**Data listing:**
>>>>>

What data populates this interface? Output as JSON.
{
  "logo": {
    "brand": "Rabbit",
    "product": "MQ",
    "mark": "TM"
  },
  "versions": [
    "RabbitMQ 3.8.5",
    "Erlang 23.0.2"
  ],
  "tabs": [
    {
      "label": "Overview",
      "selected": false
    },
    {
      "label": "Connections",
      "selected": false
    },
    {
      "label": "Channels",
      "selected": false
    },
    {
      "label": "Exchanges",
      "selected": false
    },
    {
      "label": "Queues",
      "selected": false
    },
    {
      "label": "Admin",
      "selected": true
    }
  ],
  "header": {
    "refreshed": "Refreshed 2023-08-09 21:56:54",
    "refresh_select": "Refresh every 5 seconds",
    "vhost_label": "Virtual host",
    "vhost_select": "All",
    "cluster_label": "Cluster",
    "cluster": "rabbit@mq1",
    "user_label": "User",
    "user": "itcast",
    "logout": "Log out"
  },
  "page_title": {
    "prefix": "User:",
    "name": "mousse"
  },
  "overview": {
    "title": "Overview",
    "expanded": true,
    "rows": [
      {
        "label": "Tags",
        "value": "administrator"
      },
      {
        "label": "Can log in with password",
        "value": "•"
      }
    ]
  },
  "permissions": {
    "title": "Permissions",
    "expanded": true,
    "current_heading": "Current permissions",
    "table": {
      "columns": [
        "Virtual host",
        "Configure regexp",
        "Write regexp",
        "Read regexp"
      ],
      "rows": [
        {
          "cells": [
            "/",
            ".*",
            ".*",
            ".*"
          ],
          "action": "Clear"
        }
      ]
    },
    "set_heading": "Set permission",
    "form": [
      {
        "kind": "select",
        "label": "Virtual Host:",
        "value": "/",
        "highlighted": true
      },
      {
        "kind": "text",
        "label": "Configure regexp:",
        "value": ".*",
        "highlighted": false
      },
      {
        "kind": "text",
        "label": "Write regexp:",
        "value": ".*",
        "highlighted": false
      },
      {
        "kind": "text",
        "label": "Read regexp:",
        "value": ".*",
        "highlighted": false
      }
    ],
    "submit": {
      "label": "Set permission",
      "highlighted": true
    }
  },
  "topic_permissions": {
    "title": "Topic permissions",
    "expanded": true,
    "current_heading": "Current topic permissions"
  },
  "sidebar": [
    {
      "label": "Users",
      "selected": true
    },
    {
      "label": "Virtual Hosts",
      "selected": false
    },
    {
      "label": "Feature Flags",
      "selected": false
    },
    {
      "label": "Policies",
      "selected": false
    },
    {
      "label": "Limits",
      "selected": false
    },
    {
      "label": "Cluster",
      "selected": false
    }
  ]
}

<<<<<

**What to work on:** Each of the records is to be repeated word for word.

**Problem solution:**
What data populates this interface? Output as JSON.
{
  "logo": {
    "brand": "Rabbit",
    "product": "MQ",
    "mark": "TM"
  },
  "versions": [
    "RabbitMQ 3.8.5",
    "Erlang 23.0.2"
  ],
  "tabs": [
    {
      "label": "Overview",
      "selected": false
    },
    {
      "label": "Connections",
      "selected": false
    },
    {
      "label": "Channels",
      "selected": false
    },
    {
      "label": "Exchanges",
      "selected": false
    },
    {
      "label": "Queues",
      "selected": false
    },
    {
      "label": "Admin",
      "selected": true
    }
  ],
  "header": {
    "refreshed": "Refreshed 2023-08-09 21:56:54",
    "refresh_select": "Refresh every 5 seconds",
    "vhost_label": "Virtual host",
    "vhost_select": "All",
    "cluster_label": "Cluster",
    "cluster": "rabbit@mq1",
    "user_label": "User",
    "user": "itcast",
    "logout": "Log out"
  },
  "page_title": {
    "prefix": "User:",
    "name": "mousse"
  },
  "overview": {
    "title": "Overview",
    "expanded": true,
    "rows": [
      {
        "label": "Tags",
        "value": "administrator"
      },
      {
        "label": "Can log in with password",
        "value": "•"
      }
    ]
  },
  "permissions": {
    "title": "Permissions",
    "expanded": true,
    "current_heading": "Current permissions",
    "table": {
      "columns": [
        "Virtual host",
        "Configure regexp",
        "Write regexp",
        "Read regexp"
      ],
      "rows": [
        {
          "cells": [
            "/",
            ".*",
            ".*",
            ".*"
          ],
          "action": "Clear"
        }
      ]
    },
    "set_heading": "Set permission",
    "form": [
      {
        "kind": "select",
        "label": "Virtual Host:",
        "value": "/",
        "highlighted": true
      },
      {
        "kind": "text",
        "label": "Configure regexp:",
        "value": ".*",
        "highlighted": false
      },
      {
        "kind": "text",
        "label": "Write regexp:",
        "value": ".*",
        "highlighted": false
      },
      {
        "kind": "text",
        "label": "Read regexp:",
        "value": ".*",
        "highlighted": false
      }
    ],
    "submit": {
      "label": "Set permission",
      "highlighted": true
    }
  },
  "topic_permissions": {
    "title": "Topic permissions",
    "expanded": true,
    "current_heading": "Current topic permissions"
  },
  "sidebar": [
    {
      "label": "Users",
      "selected": true
    },
    {
      "label": "Virtual Hosts",
      "selected": false
    },
    {
      "label": "Feature Flags",
      "selected": false
    },
    {
      "label": "Policies",
      "selected": false
    },
    {
      "label": "Limits",
      "selected": false
    },
    {
      "label": "Cluster",
      "selected": false
    }
  ]
}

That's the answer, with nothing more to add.